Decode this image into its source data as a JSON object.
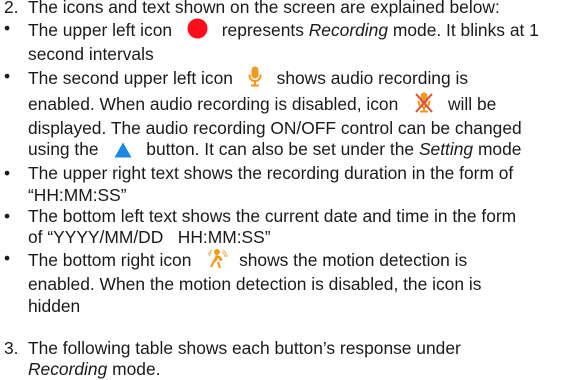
{
  "colors": {
    "text": "#1a1a1a",
    "record_icon": "#ff0d1b",
    "mic_icon": "#f39a1e",
    "up_arrow": "#1a87e0"
  },
  "icons": {
    "record": "record-dot-icon",
    "mic_on": "microphone-icon",
    "mic_off": "microphone-muted-icon",
    "up_button": "up-triangle-button-icon",
    "motion": "motion-detection-icon"
  },
  "section2": {
    "number": "2.",
    "intro": "The icons and text shown on the screen are explained below:",
    "bullet_symbol": "•",
    "b1": {
      "l1_pre": "The upper left icon",
      "l1_mid": "represents",
      "l1_em": "Recording",
      "l1_post": "mode. It blinks at 1",
      "l2": "second intervals"
    },
    "b2": {
      "l1_pre": "The second upper left icon",
      "l1_post": "shows audio recording is",
      "l2_pre": "enabled. When audio recording is disabled, icon",
      "l2_post": "will be",
      "l3": "displayed. The audio recording ON/OFF control can be changed",
      "l4_pre": "using the",
      "l4_mid": "button. It can also be set under the",
      "l4_em": "Setting",
      "l4_post": "mode"
    },
    "b3": {
      "l1": "The upper right text shows the recording duration in the form of",
      "l2": "“HH:MM:SS”"
    },
    "b4": {
      "l1": "The bottom left text shows the current date and time in the form",
      "l2": "of “YYYY/MM/DD   HH:MM:SS”"
    },
    "b5": {
      "l1_pre": "The bottom right icon",
      "l1_post": "shows the motion detection is",
      "l2": "enabled. When the motion detection is disabled, the icon is",
      "l3": "hidden"
    }
  },
  "section3": {
    "number": "3.",
    "l1": "The following table shows each button’s response under",
    "l2_em": "Recording",
    "l2_post": "mode."
  }
}
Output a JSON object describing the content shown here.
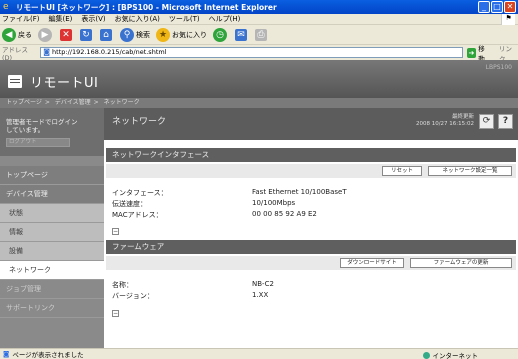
{
  "window": {
    "title": "リモートUI [ネットワーク] : [BPS100 - Microsoft Internet Explorer",
    "controls": {
      "minimize": "_",
      "maximize": "□",
      "close": "✕"
    }
  },
  "menu": [
    "ファイル(F)",
    "編集(E)",
    "表示(V)",
    "お気に入り(A)",
    "ツール(T)",
    "ヘルプ(H)"
  ],
  "toolbar": {
    "back": "戻る",
    "search": "検索",
    "favorites": "お気に入り"
  },
  "address": {
    "label": "アドレス(D)",
    "url": "http://192.168.0.215/cab/net.shtml",
    "go": "移動",
    "links": "リンク"
  },
  "header": {
    "brand": "リモートUI",
    "model": "LBPS100",
    "breadcrumb": [
      "トップページ",
      "デバイス管理",
      "ネットワーク"
    ]
  },
  "pagehead": {
    "title": "ネットワーク",
    "updated_label": "最終更新",
    "updated_time": "2008 10/27 16:15:02",
    "refresh_icon": "⟳",
    "help_icon": "?"
  },
  "sidebar": {
    "login_text_line1": "管理者モードでログイン",
    "login_text_line2": "しています。",
    "logout": "ログアウト",
    "items": [
      {
        "label": "トップページ",
        "type": "section"
      },
      {
        "label": "デバイス管理",
        "type": "section"
      },
      {
        "label": "状態",
        "type": "sub"
      },
      {
        "label": "情報",
        "type": "sub"
      },
      {
        "label": "設備",
        "type": "sub"
      },
      {
        "label": "ネットワーク",
        "type": "active"
      },
      {
        "label": "ジョブ管理",
        "type": "dim"
      },
      {
        "label": "サポートリンク",
        "type": "dim"
      }
    ]
  },
  "network_interface": {
    "heading": "ネットワークインタフェース",
    "reset_button": "リセット",
    "settings_button": "ネットワーク設定一覧",
    "rows": [
      {
        "key": "インタフェース：",
        "value": "Fast Ethernet 10/100BaseT"
      },
      {
        "key": "伝送速度：",
        "value": "10/100Mbps"
      },
      {
        "key": "MACアドレス：",
        "value": "00 00 85 92 A9 E2"
      }
    ]
  },
  "firmware": {
    "heading": "ファームウェア",
    "download_button": "ダウンロードサイト",
    "update_button": "ファームウェアの更新",
    "rows": [
      {
        "key": "名称：",
        "value": "NB-C2"
      },
      {
        "key": "バージョン：",
        "value": "1.XX"
      }
    ]
  },
  "collapse_icon": "−",
  "status": {
    "text": "ページが表示されました",
    "zone": "インターネット"
  }
}
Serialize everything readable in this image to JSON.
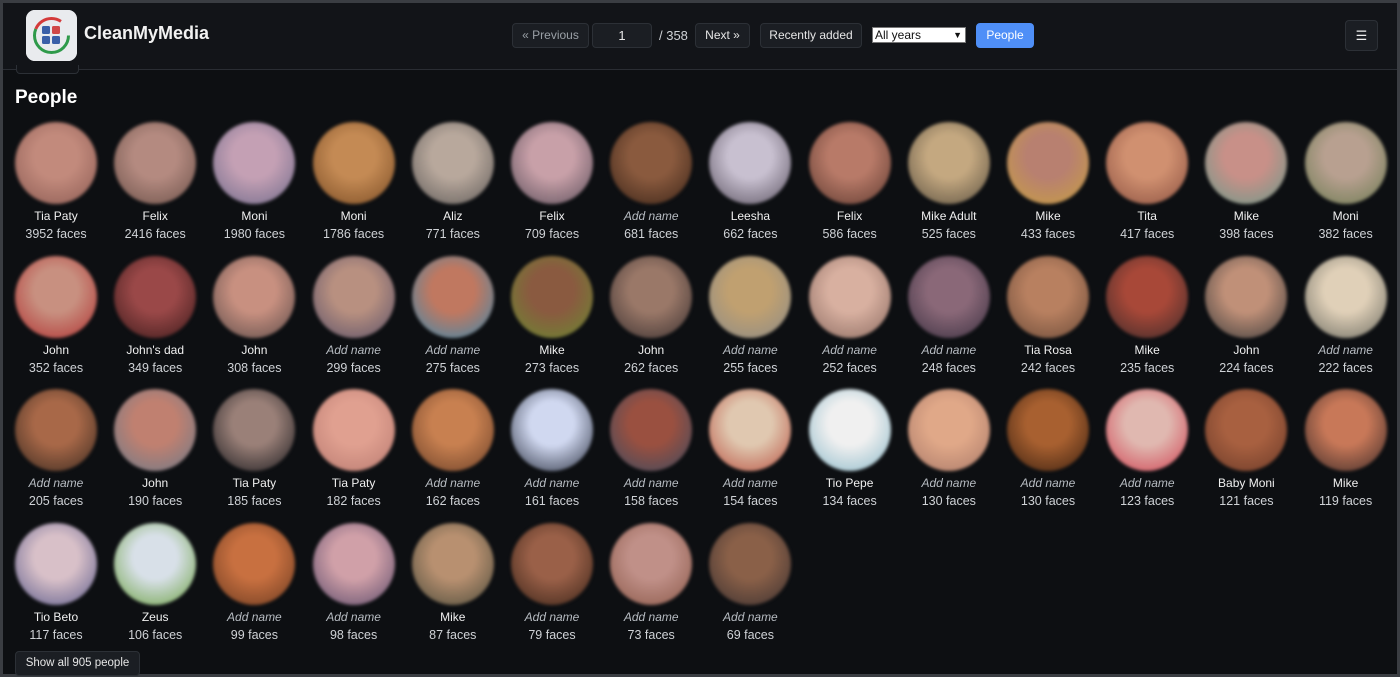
{
  "app": {
    "title": "CleanMyMedia",
    "logo_icon": "app-logo-icon"
  },
  "nav": {
    "previous_label": "« Previous",
    "page_value": "1",
    "total_pages": "/ 358",
    "next_label": "Next »",
    "recently_added_label": "Recently added",
    "year_selected": "All years",
    "people_label": "People",
    "menu_icon": "☰"
  },
  "main": {
    "heading": "People",
    "show_all_label": "Show all 905 people"
  },
  "colors": {
    "accent": "#4f8ff7",
    "background": "#0d0f12",
    "surface": "#1b1e23"
  },
  "people": [
    {
      "name": "Tia Paty",
      "faces": "3952 faces",
      "tone": [
        "#c28a7c",
        "#8a5a52"
      ]
    },
    {
      "name": "Felix",
      "faces": "2416 faces",
      "tone": [
        "#b48a80",
        "#6a5048"
      ]
    },
    {
      "name": "Moni",
      "faces": "1980 faces",
      "tone": [
        "#c4a0b4",
        "#6e6a8a"
      ]
    },
    {
      "name": "Moni",
      "faces": "1786 faces",
      "tone": [
        "#c48a54",
        "#7a4c24"
      ]
    },
    {
      "name": "Aliz",
      "faces": "771 faces",
      "tone": [
        "#b8a89c",
        "#5e5a58"
      ]
    },
    {
      "name": "Felix",
      "faces": "709 faces",
      "tone": [
        "#c8a0a8",
        "#5a4e5a"
      ]
    },
    {
      "name": "",
      "faces": "681 faces",
      "tone": [
        "#8a5a3e",
        "#3a2418"
      ]
    },
    {
      "name": "Leesha",
      "faces": "662 faces",
      "tone": [
        "#c8c0d0",
        "#5a5260"
      ]
    },
    {
      "name": "Felix",
      "faces": "586 faces",
      "tone": [
        "#b87a68",
        "#5e3a30"
      ]
    },
    {
      "name": "Mike Adult",
      "faces": "525 faces",
      "tone": [
        "#c4a880",
        "#5a5040"
      ]
    },
    {
      "name": "Mike",
      "faces": "433 faces",
      "tone": [
        "#b88070",
        "#c8a040"
      ]
    },
    {
      "name": "Tita",
      "faces": "417 faces",
      "tone": [
        "#d09070",
        "#8a5040"
      ]
    },
    {
      "name": "Mike",
      "faces": "398 faces",
      "tone": [
        "#c89088",
        "#6a9a8a"
      ]
    },
    {
      "name": "Moni",
      "faces": "382 faces",
      "tone": [
        "#b8a090",
        "#6a7a50"
      ]
    },
    {
      "name": "John",
      "faces": "352 faces",
      "tone": [
        "#c89080",
        "#b03030"
      ]
    },
    {
      "name": "John's dad",
      "faces": "349 faces",
      "tone": [
        "#9a4848",
        "#3a1a1a"
      ]
    },
    {
      "name": "John",
      "faces": "308 faces",
      "tone": [
        "#c89080",
        "#5a4a48"
      ]
    },
    {
      "name": "",
      "faces": "299 faces",
      "tone": [
        "#b89080",
        "#5a5068"
      ]
    },
    {
      "name": "",
      "faces": "275 faces",
      "tone": [
        "#c07860",
        "#3a8ab0"
      ]
    },
    {
      "name": "Mike",
      "faces": "273 faces",
      "tone": [
        "#8a5a40",
        "#6a8a30"
      ]
    },
    {
      "name": "John",
      "faces": "262 faces",
      "tone": [
        "#9a7868",
        "#3a3030"
      ]
    },
    {
      "name": "",
      "faces": "255 faces",
      "tone": [
        "#c0a070",
        "#8a8a88"
      ]
    },
    {
      "name": "",
      "faces": "252 faces",
      "tone": [
        "#d8b0a0",
        "#8a6a60"
      ]
    },
    {
      "name": "",
      "faces": "248 faces",
      "tone": [
        "#8a6878",
        "#3a3040"
      ]
    },
    {
      "name": "Tia Rosa",
      "faces": "242 faces",
      "tone": [
        "#b88060",
        "#6a4a38"
      ]
    },
    {
      "name": "Mike",
      "faces": "235 faces",
      "tone": [
        "#a84838",
        "#3a2a2a"
      ]
    },
    {
      "name": "John",
      "faces": "224 faces",
      "tone": [
        "#c09078",
        "#3a3a3a"
      ]
    },
    {
      "name": "",
      "faces": "222 faces",
      "tone": [
        "#e0d0b8",
        "#6a6a60"
      ]
    },
    {
      "name": "",
      "faces": "205 faces",
      "tone": [
        "#a86848",
        "#3a2a20"
      ]
    },
    {
      "name": "John",
      "faces": "190 faces",
      "tone": [
        "#c08070",
        "#6a7a8a"
      ]
    },
    {
      "name": "Tia Paty",
      "faces": "185 faces",
      "tone": [
        "#9a8078",
        "#1a1a1e"
      ]
    },
    {
      "name": "Tia Paty",
      "faces": "182 faces",
      "tone": [
        "#e0a090",
        "#b87a70"
      ]
    },
    {
      "name": "",
      "faces": "162 faces",
      "tone": [
        "#c88050",
        "#6a4028"
      ]
    },
    {
      "name": "",
      "faces": "161 faces",
      "tone": [
        "#d0d8f0",
        "#2a3040"
      ]
    },
    {
      "name": "",
      "faces": "158 faces",
      "tone": [
        "#9a5040",
        "#3a4a60"
      ]
    },
    {
      "name": "",
      "faces": "154 faces",
      "tone": [
        "#e0c8b0",
        "#b85040"
      ]
    },
    {
      "name": "Tio Pepe",
      "faces": "134 faces",
      "tone": [
        "#f0f0f0",
        "#8ab8c8"
      ]
    },
    {
      "name": "",
      "faces": "130 faces",
      "tone": [
        "#e0a888",
        "#a87868"
      ]
    },
    {
      "name": "",
      "faces": "130 faces",
      "tone": [
        "#a86030",
        "#3a2010"
      ]
    },
    {
      "name": "",
      "faces": "123 faces",
      "tone": [
        "#e0b8b0",
        "#d04050"
      ]
    },
    {
      "name": "Baby Moni",
      "faces": "121 faces",
      "tone": [
        "#a86040",
        "#6a3a28"
      ]
    },
    {
      "name": "Mike",
      "faces": "119 faces",
      "tone": [
        "#c87858",
        "#3a2a28"
      ]
    },
    {
      "name": "Tio Beto",
      "faces": "117 faces",
      "tone": [
        "#d8c0c8",
        "#5a5a8a"
      ]
    },
    {
      "name": "Zeus",
      "faces": "106 faces",
      "tone": [
        "#d8e0e8",
        "#6aa040"
      ]
    },
    {
      "name": "",
      "faces": "99 faces",
      "tone": [
        "#c87040",
        "#6a3a20"
      ]
    },
    {
      "name": "",
      "faces": "98 faces",
      "tone": [
        "#d0a0a8",
        "#5a4a6a"
      ]
    },
    {
      "name": "Mike",
      "faces": "87 faces",
      "tone": [
        "#b89070",
        "#4a4a3a"
      ]
    },
    {
      "name": "",
      "faces": "79 faces",
      "tone": [
        "#9a6048",
        "#3a2418"
      ]
    },
    {
      "name": "",
      "faces": "73 faces",
      "tone": [
        "#c09088",
        "#8a5848"
      ]
    },
    {
      "name": "",
      "faces": "69 faces",
      "tone": [
        "#8a6048",
        "#3a3030"
      ]
    }
  ],
  "add_name_label": "Add name"
}
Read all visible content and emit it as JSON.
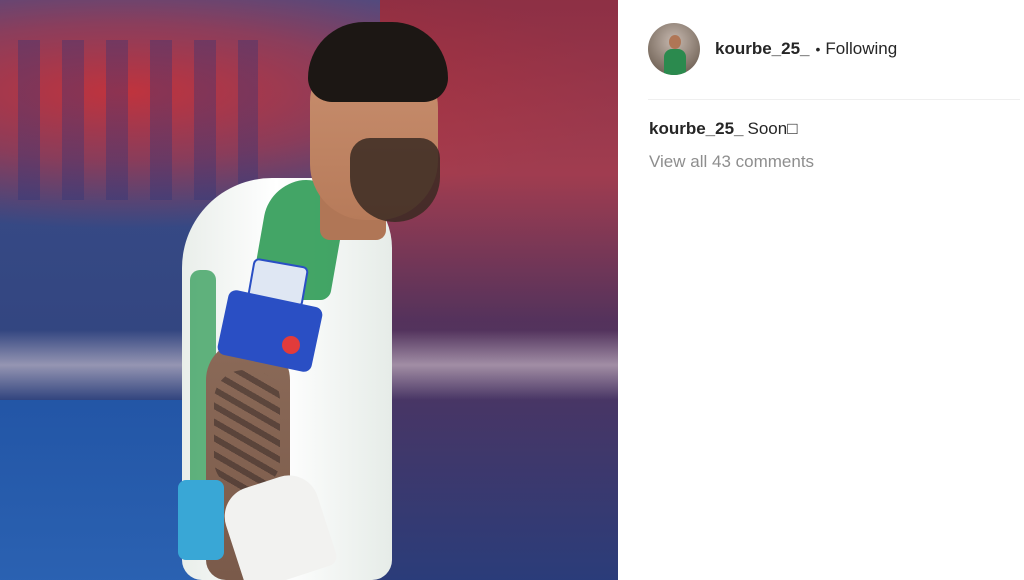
{
  "post": {
    "author": {
      "username": "kourbe_25_",
      "separator": "•",
      "follow_status": "Following"
    },
    "caption": {
      "username": "kourbe_25_",
      "text": "Soon□"
    },
    "comments_link": "View all 43 comments",
    "icons": {
      "avatar": "profile-avatar",
      "photo": "post-photo"
    },
    "colors": {
      "text_primary": "#262626",
      "text_muted": "#8e8e8e",
      "divider": "#efefef"
    }
  }
}
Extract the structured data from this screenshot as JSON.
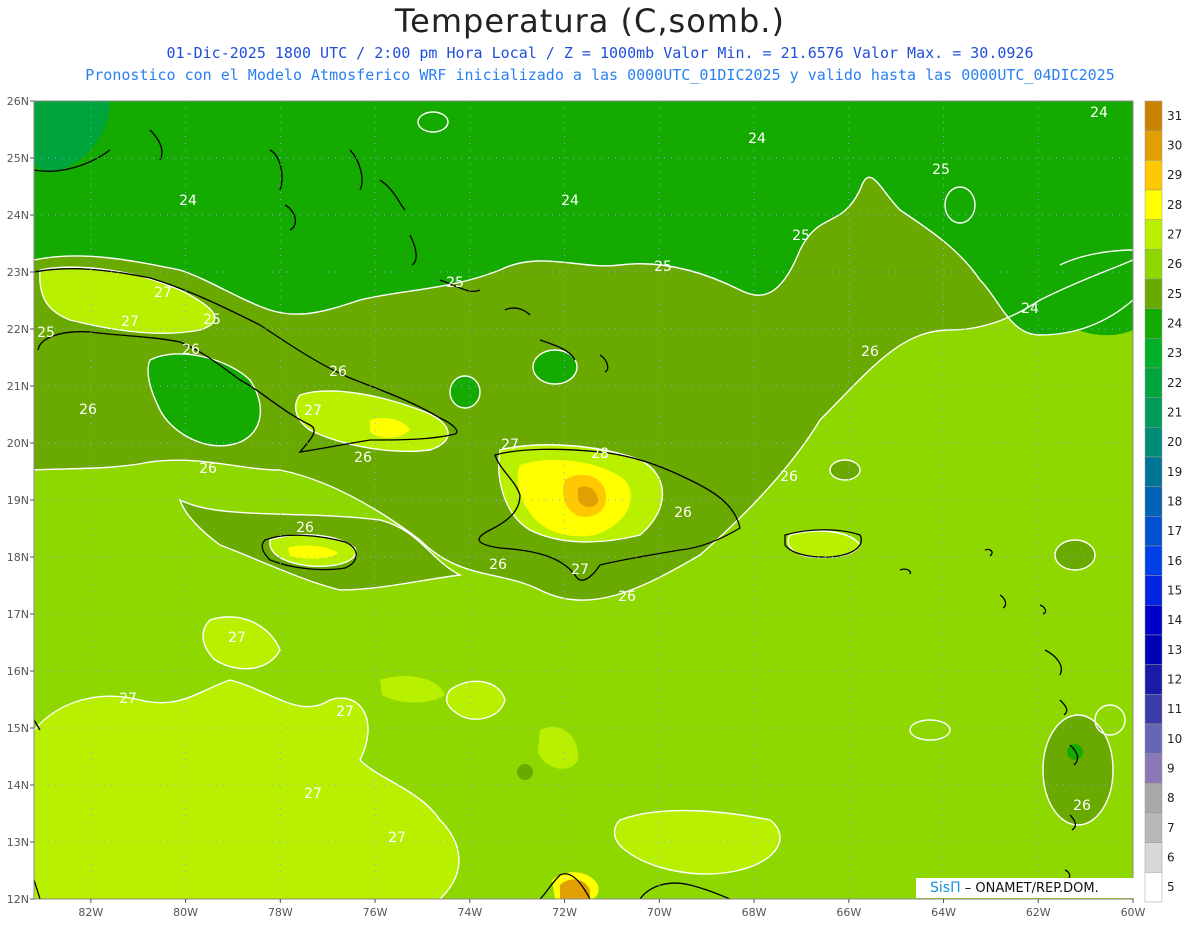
{
  "title": "Temperatura (C,somb.)",
  "subtitle1": "01-Dic-2025  1800 UTC / 2:00 pm Hora Local / Z = 1000mb   Valor Min. = 21.6576  Valor Max. = 30.0926",
  "subtitle2": "Pronostico con el Modelo Atmosferico WRF inicializado a las 0000UTC_01DIC2025 y valido hasta las  0000UTC_04DIC2025",
  "credit_logo": "SisΠ",
  "credit_text": "– ONAMET/REP.DOM.",
  "lat_labels": [
    "26N",
    "25N",
    "24N",
    "23N",
    "22N",
    "21N",
    "20N",
    "19N",
    "18N",
    "17N",
    "16N",
    "15N",
    "14N",
    "13N",
    "12N"
  ],
  "lon_labels": [
    "82W",
    "80W",
    "78W",
    "76W",
    "74W",
    "72W",
    "70W",
    "68W",
    "66W",
    "64W",
    "62W",
    "60W"
  ],
  "colorbar": {
    "levels": [
      "31",
      "30",
      "29",
      "28",
      "27",
      "26",
      "25",
      "24",
      "23",
      "22",
      "21",
      "20",
      "19",
      "18",
      "17",
      "16",
      "15",
      "14",
      "13",
      "12",
      "11",
      "10",
      "9",
      "8",
      "7",
      "6",
      "5"
    ],
    "colors": [
      "#c88400",
      "#e2a000",
      "#ffc800",
      "#ffff00",
      "#b8f000",
      "#8ed800",
      "#6aaa00",
      "#14aa00",
      "#00b028",
      "#00a43c",
      "#009a5a",
      "#008a78",
      "#007496",
      "#0062b4",
      "#0050d0",
      "#003ee8",
      "#0024e0",
      "#0000c8",
      "#0000b4",
      "#1a1aa8",
      "#3c3ca8",
      "#6666b4",
      "#8c78b4",
      "#a8a8a8",
      "#b8b8b8",
      "#d8d8d8",
      "#ffffff"
    ]
  },
  "contour_labels": [
    "24",
    "24",
    "24",
    "24",
    "24",
    "25",
    "25",
    "25",
    "25",
    "25",
    "25",
    "26",
    "26",
    "26",
    "26",
    "26",
    "26",
    "26",
    "26",
    "26",
    "26",
    "26",
    "26",
    "27",
    "27",
    "27",
    "27",
    "27",
    "27",
    "27",
    "27",
    "27",
    "27",
    "28"
  ],
  "field_range": {
    "min": 21.6576,
    "max": 30.0926
  },
  "colors": {
    "c24": "#14aa00",
    "c25": "#6aaa00",
    "c26": "#8ed800",
    "c27": "#b8f000",
    "c28": "#ffff00",
    "c29": "#ffc800",
    "c30": "#e2a000",
    "c23": "#00b028",
    "contour": "#ffffff",
    "coast": "#000000"
  }
}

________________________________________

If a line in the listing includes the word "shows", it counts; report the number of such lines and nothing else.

RESPONSE TO THIS TASK: 5